Even though publishing in the Internet age is changing daily, the working group has decided to be retrospective, meaning that we only make changes based on established needs. In order to add something to JATS, there has to be a documented use case. We also try to be thoughtful and not act too quickly. For example, in late 2007, I returned from Japan and realized that multi-script text, like author names in Japanese articles, wasn't supported. Initially, we thought: "Stop the presses! We have no way to markup an author's name in multiple scripts." But then the working group decided that implementing this feature needed more thought as there was no simple way to add it. We decided not to squeeze this capability into NLM 3.0, but waited until the JATS 0.4 draft. The final result is a very flexible mechanism that supports more than Japanese names. But that support was critical to Japan's national commitment in 2011 that all journal articles are in JATS. Similar national commitments have come from Brazil and Mexico. So we're responding to needs, but doing it thoughtfully.
Now we're working on JATS version 1.2. We've had requests for new elements, improved documentation, more use cases, and more best-practice information. We just encountered a real-world scenario that requires a tweak to the standard; it's CRediT, CASRAI's guidance on how to give authors credit for their work. This new taxonomy is used in tenure evaluation and is catching on quickly because of needs in publishing. A preprint went up recently on BioRxiv that recommended ORCID and CRediT should be used by all journals. While JATS 1.1 supports CRediT, the working group realized that we could provide a more sustainable model for CRediT and other taxonomies with an update. This new model has been proposed for JATS 1.2, and also appears in relation to subject taxonomies in the forthcoming ANSI/NISO STS standard. It was especially cool for me to watch this new idea being "baked" in both the STS and JATS working groups simultaneously and to see how well it turned out for both groups.
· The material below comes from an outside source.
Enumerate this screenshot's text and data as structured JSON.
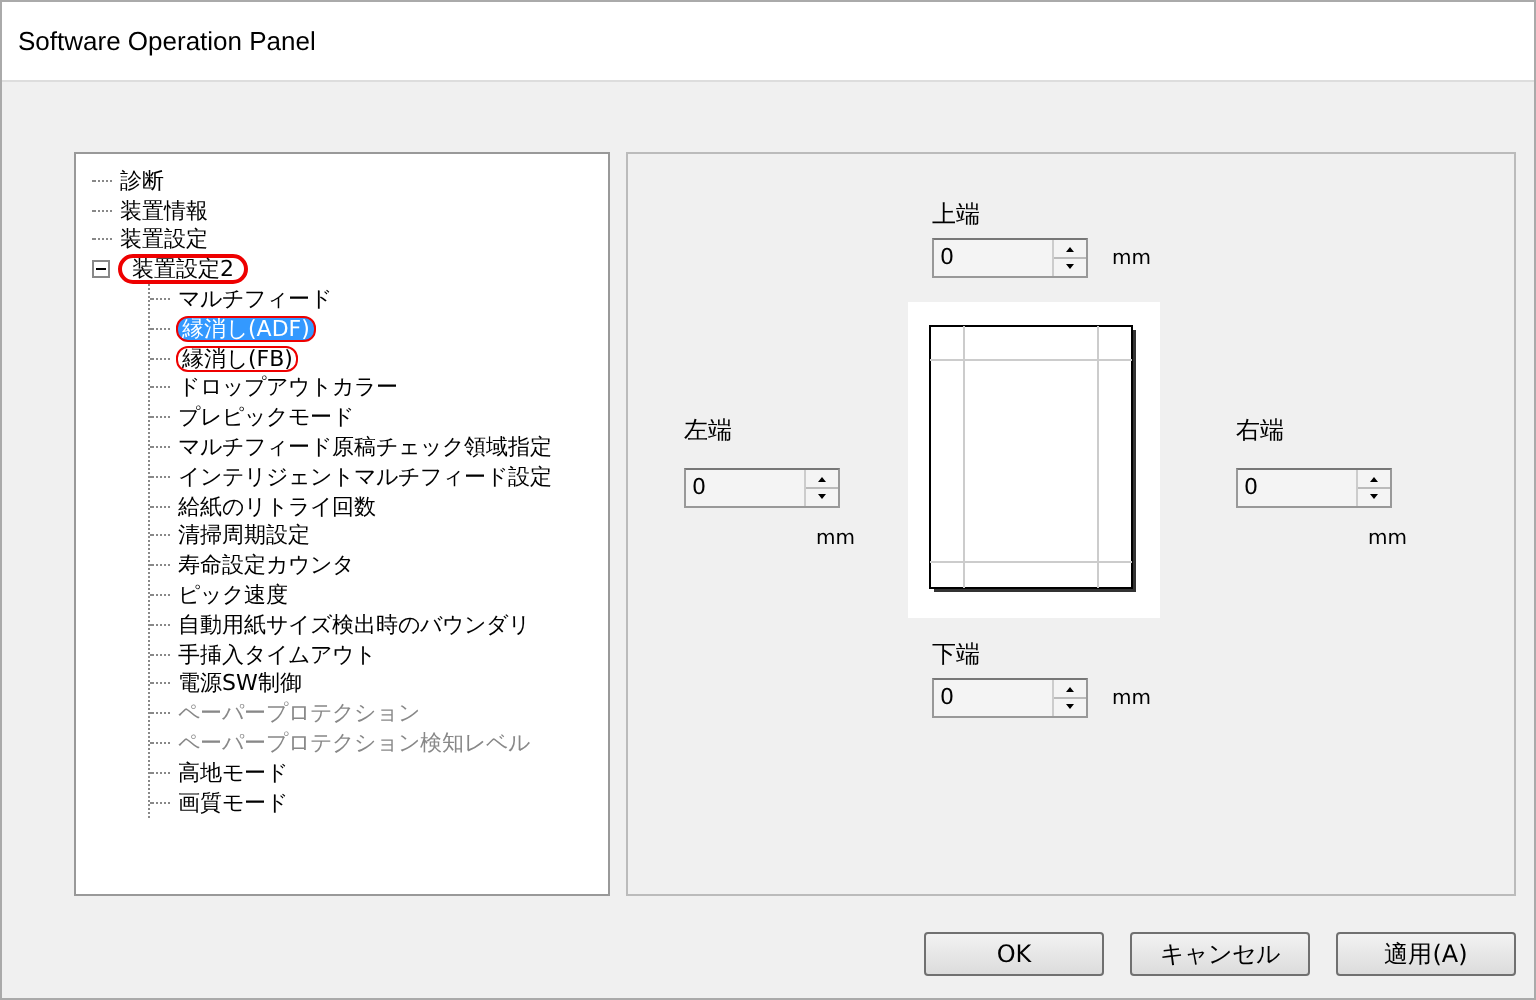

Bruce Rosenblum is CEO of publishing technology company Inera, Inc. He served on NISO's Board of Directors from 2005 to 2013, is a member of the JATS Standing Committee, and is currently co-chair of the steering and technical working groups that are developing NISO Standards Tag Suite (STS).